ACTION ITEM: The required result is a copy of each line below in which "Visible" appears.

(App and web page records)

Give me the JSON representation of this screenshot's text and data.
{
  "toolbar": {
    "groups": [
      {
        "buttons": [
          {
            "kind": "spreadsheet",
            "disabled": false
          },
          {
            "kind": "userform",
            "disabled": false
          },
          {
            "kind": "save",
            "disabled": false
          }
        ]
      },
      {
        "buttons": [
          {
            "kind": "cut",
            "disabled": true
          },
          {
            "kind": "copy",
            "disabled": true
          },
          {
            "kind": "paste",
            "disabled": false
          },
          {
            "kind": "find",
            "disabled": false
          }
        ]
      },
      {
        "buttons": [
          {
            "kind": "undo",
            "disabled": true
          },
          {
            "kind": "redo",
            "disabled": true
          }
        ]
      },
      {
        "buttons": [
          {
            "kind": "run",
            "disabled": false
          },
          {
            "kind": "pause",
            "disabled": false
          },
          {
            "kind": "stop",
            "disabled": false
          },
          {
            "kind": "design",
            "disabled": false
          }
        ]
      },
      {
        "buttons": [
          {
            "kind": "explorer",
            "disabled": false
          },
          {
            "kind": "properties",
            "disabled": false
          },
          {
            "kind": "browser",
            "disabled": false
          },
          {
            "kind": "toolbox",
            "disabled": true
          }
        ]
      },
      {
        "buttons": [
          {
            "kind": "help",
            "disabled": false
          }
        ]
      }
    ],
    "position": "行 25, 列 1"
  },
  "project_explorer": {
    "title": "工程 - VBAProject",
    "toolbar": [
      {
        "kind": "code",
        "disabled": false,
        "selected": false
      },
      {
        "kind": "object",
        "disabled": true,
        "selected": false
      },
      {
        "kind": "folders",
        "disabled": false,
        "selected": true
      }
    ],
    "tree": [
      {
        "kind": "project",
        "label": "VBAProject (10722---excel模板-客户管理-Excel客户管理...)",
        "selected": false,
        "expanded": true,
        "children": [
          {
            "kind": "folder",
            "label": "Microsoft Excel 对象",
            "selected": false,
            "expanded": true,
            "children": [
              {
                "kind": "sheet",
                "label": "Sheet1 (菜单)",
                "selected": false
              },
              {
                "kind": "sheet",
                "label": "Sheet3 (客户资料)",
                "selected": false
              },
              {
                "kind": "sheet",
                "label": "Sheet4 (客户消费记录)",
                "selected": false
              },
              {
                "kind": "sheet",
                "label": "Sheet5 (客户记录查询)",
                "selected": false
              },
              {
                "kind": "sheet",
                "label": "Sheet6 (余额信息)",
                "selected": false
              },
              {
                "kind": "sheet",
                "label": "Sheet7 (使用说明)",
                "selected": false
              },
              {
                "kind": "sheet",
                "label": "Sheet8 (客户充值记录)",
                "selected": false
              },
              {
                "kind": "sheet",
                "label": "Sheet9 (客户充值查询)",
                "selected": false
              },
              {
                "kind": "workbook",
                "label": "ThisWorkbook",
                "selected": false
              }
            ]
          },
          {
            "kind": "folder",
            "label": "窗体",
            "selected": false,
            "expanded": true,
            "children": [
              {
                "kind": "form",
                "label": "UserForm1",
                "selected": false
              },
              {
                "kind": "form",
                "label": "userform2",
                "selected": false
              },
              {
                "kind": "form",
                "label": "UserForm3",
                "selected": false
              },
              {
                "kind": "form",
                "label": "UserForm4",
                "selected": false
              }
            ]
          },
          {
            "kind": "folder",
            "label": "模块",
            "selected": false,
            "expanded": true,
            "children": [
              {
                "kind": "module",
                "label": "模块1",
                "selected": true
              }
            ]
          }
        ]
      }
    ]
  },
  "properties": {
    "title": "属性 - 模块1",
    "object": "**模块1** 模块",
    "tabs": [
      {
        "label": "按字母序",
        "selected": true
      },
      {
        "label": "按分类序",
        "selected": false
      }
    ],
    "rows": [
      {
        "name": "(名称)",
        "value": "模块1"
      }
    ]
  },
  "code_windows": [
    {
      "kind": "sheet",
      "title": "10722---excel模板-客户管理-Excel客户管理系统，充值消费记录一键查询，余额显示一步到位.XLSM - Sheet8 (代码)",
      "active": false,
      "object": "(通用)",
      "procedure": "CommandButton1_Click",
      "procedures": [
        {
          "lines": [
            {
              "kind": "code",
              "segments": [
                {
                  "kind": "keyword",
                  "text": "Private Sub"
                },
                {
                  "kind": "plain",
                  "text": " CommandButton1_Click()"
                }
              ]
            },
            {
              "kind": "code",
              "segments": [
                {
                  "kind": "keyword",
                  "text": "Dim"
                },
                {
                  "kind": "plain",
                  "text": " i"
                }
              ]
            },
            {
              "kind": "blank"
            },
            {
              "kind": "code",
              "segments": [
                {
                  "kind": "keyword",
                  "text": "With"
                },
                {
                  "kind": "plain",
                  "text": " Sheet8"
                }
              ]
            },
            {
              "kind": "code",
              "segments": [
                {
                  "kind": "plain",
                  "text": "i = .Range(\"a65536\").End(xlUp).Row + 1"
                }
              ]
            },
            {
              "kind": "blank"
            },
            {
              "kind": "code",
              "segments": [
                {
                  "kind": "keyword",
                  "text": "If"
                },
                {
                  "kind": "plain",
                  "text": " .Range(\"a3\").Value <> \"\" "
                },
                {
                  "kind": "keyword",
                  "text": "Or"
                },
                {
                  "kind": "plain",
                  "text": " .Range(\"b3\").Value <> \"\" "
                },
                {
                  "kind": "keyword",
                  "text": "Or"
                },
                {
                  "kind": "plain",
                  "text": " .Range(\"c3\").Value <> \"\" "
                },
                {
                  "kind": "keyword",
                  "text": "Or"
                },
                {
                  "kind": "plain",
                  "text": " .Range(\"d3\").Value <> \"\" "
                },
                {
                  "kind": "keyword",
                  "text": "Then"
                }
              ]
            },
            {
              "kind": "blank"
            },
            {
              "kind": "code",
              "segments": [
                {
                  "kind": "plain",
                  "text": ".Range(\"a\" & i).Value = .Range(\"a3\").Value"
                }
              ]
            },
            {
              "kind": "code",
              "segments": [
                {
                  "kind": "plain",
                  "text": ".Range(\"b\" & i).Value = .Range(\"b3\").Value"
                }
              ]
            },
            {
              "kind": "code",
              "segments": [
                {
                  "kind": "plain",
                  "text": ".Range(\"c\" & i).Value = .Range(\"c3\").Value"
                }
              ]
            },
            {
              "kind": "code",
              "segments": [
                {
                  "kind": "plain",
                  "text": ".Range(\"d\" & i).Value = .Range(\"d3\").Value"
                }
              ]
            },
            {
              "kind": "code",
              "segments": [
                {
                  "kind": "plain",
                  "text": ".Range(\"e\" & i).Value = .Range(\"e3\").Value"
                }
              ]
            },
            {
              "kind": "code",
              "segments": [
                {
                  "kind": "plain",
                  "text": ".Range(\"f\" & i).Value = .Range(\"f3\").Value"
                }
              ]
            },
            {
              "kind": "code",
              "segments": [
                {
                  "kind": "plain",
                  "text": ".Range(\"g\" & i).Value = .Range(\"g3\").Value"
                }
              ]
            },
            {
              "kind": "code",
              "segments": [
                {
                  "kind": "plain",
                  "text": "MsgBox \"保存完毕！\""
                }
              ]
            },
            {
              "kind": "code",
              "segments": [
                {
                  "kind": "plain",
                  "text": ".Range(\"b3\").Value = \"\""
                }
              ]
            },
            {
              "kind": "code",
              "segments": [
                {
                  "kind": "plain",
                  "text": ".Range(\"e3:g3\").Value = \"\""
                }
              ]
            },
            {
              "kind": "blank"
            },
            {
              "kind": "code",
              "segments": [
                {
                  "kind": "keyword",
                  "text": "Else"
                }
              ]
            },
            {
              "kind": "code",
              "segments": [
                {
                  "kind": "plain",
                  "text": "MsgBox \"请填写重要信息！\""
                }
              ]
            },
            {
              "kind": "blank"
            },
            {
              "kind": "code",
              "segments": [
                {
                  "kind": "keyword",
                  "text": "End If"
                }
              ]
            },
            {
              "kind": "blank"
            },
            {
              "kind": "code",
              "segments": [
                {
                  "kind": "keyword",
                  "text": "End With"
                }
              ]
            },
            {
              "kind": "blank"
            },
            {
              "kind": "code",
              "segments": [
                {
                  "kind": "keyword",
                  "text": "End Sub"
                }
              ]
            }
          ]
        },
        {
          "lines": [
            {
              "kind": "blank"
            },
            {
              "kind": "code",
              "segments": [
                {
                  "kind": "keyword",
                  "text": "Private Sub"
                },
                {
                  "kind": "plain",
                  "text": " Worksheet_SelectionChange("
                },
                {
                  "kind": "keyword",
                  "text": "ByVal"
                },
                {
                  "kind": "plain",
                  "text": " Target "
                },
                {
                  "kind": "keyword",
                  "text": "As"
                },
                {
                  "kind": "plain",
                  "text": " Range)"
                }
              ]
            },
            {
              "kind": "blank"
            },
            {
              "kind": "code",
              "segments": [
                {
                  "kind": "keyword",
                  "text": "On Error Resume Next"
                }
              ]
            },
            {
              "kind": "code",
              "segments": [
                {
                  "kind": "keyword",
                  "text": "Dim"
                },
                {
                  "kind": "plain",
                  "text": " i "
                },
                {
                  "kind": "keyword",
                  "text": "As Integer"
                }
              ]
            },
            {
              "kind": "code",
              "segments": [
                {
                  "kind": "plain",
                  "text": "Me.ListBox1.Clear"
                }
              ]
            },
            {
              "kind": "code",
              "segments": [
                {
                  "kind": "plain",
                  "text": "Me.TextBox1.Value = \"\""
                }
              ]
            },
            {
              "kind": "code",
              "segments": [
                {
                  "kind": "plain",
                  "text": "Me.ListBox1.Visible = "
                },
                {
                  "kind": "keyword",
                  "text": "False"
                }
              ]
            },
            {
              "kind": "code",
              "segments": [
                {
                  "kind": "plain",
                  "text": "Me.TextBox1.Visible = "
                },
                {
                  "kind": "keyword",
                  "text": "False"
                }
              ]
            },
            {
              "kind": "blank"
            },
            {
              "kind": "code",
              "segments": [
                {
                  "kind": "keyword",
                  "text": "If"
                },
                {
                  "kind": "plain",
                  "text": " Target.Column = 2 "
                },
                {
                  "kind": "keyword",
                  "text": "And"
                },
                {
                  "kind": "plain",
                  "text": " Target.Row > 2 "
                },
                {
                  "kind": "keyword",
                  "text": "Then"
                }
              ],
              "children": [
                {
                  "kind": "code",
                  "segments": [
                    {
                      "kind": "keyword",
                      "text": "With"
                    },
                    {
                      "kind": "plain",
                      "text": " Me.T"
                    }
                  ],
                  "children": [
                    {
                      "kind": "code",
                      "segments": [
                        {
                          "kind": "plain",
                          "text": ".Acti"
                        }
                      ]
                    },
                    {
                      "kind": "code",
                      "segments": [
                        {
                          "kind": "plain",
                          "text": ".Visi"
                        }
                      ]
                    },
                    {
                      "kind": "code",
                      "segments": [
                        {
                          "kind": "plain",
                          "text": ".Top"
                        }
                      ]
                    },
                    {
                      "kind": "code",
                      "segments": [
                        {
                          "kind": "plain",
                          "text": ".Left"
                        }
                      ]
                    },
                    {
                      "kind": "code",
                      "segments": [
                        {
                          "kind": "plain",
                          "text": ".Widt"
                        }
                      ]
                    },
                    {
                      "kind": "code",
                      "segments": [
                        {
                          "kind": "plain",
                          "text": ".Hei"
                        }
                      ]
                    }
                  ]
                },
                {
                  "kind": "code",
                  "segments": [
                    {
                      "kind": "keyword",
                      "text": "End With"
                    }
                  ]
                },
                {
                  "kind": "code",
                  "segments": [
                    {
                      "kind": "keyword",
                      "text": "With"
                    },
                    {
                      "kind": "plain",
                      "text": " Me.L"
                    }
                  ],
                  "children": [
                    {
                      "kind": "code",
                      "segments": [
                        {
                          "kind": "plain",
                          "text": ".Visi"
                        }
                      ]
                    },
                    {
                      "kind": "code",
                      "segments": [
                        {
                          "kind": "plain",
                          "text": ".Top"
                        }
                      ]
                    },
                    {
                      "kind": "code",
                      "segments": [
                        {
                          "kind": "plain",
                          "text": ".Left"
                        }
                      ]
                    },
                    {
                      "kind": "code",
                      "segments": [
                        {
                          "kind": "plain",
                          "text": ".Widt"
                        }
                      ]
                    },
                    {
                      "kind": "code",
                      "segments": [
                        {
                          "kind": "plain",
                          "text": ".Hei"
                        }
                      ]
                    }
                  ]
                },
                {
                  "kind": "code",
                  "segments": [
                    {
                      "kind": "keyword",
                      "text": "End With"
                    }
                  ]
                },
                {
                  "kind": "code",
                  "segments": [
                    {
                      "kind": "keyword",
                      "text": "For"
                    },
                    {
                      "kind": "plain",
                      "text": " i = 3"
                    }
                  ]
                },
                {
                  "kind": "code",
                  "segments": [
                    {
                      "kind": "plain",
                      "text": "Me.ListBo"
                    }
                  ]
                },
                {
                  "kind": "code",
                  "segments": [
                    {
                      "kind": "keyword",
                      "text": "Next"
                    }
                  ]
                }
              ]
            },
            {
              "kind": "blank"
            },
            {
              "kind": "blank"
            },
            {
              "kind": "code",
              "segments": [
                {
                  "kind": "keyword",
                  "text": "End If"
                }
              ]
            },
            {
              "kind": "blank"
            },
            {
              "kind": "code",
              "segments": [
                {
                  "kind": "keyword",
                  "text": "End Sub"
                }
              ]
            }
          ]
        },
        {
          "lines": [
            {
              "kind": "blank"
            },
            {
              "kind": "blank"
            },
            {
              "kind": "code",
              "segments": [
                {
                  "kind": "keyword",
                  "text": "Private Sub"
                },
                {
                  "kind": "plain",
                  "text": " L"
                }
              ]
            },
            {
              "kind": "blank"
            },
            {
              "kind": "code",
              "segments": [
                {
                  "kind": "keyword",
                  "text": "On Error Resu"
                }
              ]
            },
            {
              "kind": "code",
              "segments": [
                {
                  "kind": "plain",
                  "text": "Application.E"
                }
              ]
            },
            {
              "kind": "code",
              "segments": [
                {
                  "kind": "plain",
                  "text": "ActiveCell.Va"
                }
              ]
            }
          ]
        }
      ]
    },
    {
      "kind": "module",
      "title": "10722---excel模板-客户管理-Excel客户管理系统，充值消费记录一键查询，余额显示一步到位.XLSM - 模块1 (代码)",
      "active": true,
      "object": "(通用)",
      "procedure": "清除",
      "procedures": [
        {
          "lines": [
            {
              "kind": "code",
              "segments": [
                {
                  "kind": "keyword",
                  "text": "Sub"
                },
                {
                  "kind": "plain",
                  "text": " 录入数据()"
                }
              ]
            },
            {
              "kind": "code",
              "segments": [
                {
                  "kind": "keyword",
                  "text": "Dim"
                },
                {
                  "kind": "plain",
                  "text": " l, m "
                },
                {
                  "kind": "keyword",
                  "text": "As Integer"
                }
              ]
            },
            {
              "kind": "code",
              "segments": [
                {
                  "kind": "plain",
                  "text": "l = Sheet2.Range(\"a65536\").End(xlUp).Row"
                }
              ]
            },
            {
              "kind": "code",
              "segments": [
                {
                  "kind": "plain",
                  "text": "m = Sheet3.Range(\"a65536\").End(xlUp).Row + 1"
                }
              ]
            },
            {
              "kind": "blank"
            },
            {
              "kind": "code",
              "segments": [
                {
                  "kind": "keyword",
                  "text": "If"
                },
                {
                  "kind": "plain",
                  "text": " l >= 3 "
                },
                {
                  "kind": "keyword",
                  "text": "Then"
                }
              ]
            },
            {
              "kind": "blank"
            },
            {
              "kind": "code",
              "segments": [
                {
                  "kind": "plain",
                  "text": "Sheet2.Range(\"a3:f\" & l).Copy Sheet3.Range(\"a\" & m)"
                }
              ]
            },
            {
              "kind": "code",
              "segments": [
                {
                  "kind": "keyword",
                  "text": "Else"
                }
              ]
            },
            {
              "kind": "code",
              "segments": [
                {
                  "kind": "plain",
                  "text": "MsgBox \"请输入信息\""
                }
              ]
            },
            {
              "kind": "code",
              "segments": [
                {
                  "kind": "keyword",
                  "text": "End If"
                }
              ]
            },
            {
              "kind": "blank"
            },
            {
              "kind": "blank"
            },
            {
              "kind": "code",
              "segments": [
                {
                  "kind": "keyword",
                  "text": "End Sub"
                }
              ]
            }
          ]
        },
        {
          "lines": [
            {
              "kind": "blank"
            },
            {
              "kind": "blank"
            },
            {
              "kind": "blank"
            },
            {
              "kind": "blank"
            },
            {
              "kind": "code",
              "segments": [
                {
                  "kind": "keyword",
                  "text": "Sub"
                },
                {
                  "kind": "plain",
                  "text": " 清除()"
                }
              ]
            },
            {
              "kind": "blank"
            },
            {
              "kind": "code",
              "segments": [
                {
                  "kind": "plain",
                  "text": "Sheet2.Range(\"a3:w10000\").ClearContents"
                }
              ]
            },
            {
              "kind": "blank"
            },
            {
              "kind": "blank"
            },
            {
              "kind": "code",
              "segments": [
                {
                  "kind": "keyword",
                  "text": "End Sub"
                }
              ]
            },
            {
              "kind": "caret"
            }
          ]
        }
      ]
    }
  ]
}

RESULT BELOW:
                  "text": "Me.ListBox1.Visible = "
                  "text": "Me.TextBox1.Visible = "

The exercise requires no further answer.